(Material for the task begins)
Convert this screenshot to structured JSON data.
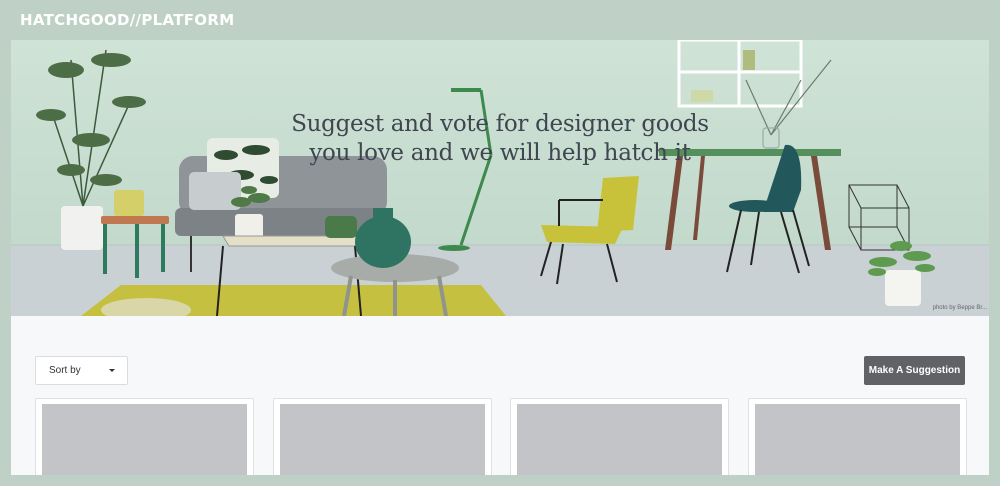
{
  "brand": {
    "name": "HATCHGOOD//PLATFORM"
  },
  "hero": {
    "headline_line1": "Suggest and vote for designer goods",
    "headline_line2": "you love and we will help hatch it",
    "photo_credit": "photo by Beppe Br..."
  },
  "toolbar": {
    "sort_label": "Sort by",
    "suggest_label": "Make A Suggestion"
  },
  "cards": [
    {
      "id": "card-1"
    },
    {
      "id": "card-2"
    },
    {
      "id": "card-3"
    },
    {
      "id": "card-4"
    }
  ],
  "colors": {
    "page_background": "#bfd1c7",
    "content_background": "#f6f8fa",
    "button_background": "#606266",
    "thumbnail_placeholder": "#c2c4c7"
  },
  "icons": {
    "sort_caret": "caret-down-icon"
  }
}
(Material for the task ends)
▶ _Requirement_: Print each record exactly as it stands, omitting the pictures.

▶ _Task solution_:
Convert this screenshot to structured JSON data.
{
  "brand": {
    "name": "HATCHGOOD//PLATFORM"
  },
  "hero": {
    "headline_line1": "Suggest and vote for designer goods",
    "headline_line2": "you love and we will help hatch it",
    "photo_credit": "photo by Beppe Br..."
  },
  "toolbar": {
    "sort_label": "Sort by",
    "suggest_label": "Make A Suggestion"
  },
  "cards": [
    {
      "id": "card-1"
    },
    {
      "id": "card-2"
    },
    {
      "id": "card-3"
    },
    {
      "id": "card-4"
    }
  ],
  "colors": {
    "page_background": "#bfd1c7",
    "content_background": "#f6f8fa",
    "button_background": "#606266",
    "thumbnail_placeholder": "#c2c4c7"
  },
  "icons": {
    "sort_caret": "caret-down-icon"
  }
}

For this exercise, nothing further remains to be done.